Mike Lardy's Training Tips
Updated Principles of Training
Total Retriever Series and Retrievers Online
Training Principles and Guidelines
1. Respect and care for your dog is a primary consideration
-Proper care, diet, exercise and watering regimes affect response to training and stress.
-Proper nutrition and conditioning reduces injury and improves concentration and health.
-Violence is not acceptable. Confront your dog’s weaknesses - not your dog!
2. Effectiveness of training is due to: methods, effort, and resources
-Results depend on methods, time, effort, efficiency, grounds, equipment and help.
-Use a proven sequential program as a basis for advanced work.
-Be prepared for variables of tests, environments, and dog behaviour.
3. Work to achieve balance in training
-Training that enhances one aspect of training often diminishes another.
-Remember to maintain the ABCs; Attitude, Balance, and Control.
-For success, seek the all-around balanced dog with sound fundamentals.
4.Emphasize communication and teamwork: training retrievers is a “team sport”
-Consistency in commands and cues will lead to better communication.
-Communicate that a decision was wrong at the instant the dog makes the decision.
-Use praise wisely- at the instant of doing well.
5. Establish and Maintain Standards
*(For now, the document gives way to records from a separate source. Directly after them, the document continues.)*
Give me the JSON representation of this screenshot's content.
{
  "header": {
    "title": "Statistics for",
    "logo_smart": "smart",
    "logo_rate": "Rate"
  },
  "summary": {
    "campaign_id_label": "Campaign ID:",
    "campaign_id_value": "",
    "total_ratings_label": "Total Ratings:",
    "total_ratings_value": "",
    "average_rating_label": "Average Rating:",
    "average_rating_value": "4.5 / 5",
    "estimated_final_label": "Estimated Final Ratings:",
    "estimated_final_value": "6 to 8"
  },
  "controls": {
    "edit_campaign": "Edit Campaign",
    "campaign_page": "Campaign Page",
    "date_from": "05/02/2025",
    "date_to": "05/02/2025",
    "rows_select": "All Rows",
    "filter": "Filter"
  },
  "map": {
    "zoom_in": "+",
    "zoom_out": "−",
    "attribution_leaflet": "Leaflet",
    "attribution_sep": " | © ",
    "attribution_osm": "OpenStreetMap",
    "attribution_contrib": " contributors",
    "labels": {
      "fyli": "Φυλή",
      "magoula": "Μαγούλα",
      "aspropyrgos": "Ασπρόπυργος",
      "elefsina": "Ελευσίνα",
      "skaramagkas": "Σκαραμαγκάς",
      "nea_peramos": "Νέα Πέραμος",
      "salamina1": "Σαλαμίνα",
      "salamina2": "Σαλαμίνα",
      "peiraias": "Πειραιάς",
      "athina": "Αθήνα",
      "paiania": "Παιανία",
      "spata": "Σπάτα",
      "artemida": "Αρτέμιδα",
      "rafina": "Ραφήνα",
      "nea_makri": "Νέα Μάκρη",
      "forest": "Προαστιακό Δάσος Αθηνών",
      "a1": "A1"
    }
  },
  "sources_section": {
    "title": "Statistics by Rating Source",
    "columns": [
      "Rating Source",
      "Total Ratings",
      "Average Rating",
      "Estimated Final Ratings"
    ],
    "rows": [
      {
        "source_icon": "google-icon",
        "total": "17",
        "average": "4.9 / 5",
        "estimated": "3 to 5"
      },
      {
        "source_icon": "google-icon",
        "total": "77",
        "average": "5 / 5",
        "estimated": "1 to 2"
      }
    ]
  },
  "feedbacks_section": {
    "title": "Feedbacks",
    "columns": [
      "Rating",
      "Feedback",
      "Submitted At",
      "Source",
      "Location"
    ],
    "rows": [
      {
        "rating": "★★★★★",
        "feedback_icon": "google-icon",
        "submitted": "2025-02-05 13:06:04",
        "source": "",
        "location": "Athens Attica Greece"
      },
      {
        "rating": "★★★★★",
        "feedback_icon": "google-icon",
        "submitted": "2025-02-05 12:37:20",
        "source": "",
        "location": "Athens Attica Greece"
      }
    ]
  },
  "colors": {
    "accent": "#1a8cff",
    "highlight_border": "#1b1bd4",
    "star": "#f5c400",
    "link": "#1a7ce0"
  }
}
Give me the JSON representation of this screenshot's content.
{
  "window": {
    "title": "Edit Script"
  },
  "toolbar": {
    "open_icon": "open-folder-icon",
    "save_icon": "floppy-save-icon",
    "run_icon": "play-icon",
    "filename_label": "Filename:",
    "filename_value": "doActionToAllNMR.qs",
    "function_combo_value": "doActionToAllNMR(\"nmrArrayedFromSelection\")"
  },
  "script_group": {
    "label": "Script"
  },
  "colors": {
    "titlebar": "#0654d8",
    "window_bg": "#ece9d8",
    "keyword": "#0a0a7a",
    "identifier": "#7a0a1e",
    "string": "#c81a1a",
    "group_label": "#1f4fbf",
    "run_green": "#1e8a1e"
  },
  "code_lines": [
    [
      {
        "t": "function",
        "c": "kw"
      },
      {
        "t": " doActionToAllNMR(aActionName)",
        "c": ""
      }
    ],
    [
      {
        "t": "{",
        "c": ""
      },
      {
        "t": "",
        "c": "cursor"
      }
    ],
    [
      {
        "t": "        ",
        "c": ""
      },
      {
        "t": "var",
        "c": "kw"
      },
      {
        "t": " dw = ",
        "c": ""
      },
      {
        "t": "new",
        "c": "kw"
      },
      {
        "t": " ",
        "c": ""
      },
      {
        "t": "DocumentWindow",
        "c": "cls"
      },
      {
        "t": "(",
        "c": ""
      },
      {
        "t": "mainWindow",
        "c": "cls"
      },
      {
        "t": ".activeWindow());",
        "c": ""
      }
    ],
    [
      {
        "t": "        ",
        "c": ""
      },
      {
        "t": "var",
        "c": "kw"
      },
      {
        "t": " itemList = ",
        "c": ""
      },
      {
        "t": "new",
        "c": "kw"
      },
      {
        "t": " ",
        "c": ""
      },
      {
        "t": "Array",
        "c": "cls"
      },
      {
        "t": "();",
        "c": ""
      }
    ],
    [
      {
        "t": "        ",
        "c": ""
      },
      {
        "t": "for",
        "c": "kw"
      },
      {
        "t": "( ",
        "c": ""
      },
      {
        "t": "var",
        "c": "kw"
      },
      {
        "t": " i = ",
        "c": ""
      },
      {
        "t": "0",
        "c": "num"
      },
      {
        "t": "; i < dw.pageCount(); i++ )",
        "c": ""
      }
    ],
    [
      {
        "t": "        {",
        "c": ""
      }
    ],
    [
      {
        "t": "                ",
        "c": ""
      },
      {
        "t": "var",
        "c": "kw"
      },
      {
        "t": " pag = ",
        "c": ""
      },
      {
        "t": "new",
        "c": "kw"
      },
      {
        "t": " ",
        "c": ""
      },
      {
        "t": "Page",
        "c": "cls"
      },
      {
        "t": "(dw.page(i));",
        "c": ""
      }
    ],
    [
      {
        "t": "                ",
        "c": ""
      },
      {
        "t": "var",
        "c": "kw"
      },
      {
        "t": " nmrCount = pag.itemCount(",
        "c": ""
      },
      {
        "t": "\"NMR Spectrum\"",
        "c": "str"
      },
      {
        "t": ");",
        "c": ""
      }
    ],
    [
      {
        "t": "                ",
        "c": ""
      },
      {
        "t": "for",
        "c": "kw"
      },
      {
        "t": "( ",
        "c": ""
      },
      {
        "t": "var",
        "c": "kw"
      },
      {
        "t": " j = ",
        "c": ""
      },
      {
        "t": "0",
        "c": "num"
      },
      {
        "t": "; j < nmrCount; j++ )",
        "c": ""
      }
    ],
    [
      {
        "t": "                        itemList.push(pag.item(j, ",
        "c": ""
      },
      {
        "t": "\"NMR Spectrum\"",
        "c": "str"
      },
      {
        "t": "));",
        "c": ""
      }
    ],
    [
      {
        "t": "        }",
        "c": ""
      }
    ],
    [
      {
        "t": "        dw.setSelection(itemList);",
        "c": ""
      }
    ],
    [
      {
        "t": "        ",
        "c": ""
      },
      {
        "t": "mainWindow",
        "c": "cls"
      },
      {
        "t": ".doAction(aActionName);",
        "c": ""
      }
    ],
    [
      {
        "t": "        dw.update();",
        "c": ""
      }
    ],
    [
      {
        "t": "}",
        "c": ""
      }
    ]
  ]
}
-Dogs deserve and thrive on consistent rules.
-It is better to reduce the level of difficulty of the task than to reduce the standard.
-Avoid habits that will have to be changed later.
6. Don’t teach with the e-collar
-Attrition is a safe and first consideration tool.
-Use the collar to enforce the command after the dog has been taught.
-Always give a command before a correction.
7. The approach to using pressure is a critical aspect of training
- Dogs can thrive with reasonable amounts of pressure if they understand it.
- The dog should be capable of giving the correct response after the proper correction.
- Correct for a lack of effort not just a flawed decision.
8. Design your training for predicted outcomes
-Seek success more than failure.
-Be sure to teach before you test.
-Simplify after repeated failure.
9. Match the training to the nature of the dog
-Strive to make the dog the best he can be but not more.
-Recognize a dog’s strength and weaknesses and train accordingly.
-Basics and fundamentals don’t change but implementation may.
10. Training is an art as well as science- it involves communication, analysis and interpretation
-Learn to read your dog and respond to what you see.
-If the dog has a problem ask if and how you caused it.
-Exact methods may not be as important as the overall approach.
These Principles and Guidelines are derived from Total Retriever Training and Retrievers ONLINE
©-Mike Lardy and Dennis Voigt